Posted: Wed Oct 19, 2016 9:20 pm
by Xin Huang 3E
About the rough guideline of differentiating the ionic bond and covalent bond, I am still a little confused about those electronegativity difference falls between 1.5 to 2, how we should figure out what types of bond there are. I was a little off on the class, so...I heard Dr. Lavelle mentioned how whether it dissolves in water can be a criterion (since...only molecules don't dissolve in water), but I missed the other criterions we could base on...

Re: About the "Rough Guideline"

Posted: Thu Oct 20, 2016 5:20 am
by Josephine_Tang_1N
Generally, I base it on how far away the elements are from each other on the periodic table: the farther they are i.e. opposite sides of the periodic table, the more ionic in character.

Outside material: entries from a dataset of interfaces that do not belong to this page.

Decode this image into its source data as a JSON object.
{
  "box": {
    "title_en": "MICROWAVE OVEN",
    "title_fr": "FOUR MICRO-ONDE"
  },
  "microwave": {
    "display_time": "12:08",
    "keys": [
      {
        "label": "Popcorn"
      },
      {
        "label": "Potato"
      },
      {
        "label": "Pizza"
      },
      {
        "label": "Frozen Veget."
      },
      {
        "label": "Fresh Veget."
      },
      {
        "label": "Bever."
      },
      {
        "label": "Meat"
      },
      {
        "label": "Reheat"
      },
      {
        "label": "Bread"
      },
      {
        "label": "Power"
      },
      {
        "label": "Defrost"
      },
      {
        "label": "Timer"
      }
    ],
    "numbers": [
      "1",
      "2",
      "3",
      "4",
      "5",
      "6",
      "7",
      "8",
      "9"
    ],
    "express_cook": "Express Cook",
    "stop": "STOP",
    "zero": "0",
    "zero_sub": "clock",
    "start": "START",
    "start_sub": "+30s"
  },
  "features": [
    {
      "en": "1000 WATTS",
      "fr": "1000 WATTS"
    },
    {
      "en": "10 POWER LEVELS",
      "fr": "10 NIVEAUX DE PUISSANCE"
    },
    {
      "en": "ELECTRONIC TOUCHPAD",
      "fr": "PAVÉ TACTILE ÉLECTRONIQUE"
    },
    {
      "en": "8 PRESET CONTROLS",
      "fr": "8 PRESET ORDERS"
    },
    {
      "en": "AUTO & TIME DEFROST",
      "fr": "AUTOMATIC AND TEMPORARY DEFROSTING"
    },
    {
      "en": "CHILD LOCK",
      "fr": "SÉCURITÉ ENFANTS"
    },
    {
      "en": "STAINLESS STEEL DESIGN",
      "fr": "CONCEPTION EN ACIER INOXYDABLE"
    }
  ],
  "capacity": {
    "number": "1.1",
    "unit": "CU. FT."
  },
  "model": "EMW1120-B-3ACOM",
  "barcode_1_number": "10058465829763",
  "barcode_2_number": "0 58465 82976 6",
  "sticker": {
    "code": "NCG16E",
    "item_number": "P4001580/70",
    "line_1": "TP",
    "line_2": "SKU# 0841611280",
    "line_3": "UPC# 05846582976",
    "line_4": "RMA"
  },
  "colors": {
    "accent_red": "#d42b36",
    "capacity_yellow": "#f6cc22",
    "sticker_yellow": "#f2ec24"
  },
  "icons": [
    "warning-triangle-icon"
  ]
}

Re: About the "Rough Guideline"

Posted: Thu Oct 20, 2016 11:03 pm
by Xin Huang 3E
Sounds logical ^ ^. Thank you so much!

Re: About the "Rough Guideline"

Posted: Thu Oct 20, 2016 11:43 pm
by Chem_Mod
Hi there,

When the difference in electronegativity between two atoms is greater than 2.0 on the pauling scale, we typically refer to that bond as ionic.
Difference in electronegativity between 0.2-0.5 we consider generally to be nonpolar covalent, and 0.6-2.0 we would consider polar covalent

Re: About the "Rough Guideline"

Posted: Thu Oct 20, 2016 11:54 pm
by Chem_Mod
Chem_Mod wrote:Hi there,

When the difference in electronegativity between two atoms is greater than 2.0 on the pauling scale, we typically refer to that bond as ionic.
Difference in electronegativity between 0.2-0.5 we consider generally to be nonpolar covalent, and 0.6-2.0 we would consider polar covalent


As discussed in class any time two different atoms are covalently attached the electron density distribution is not symmetric.
Most chemists do not distinguish between an electronegativity difference of 0.5 vs 0.6.
In general most chemists refer to bonds as:
ionic
or
polar
or
non-polar (as in H2, O2, etc.)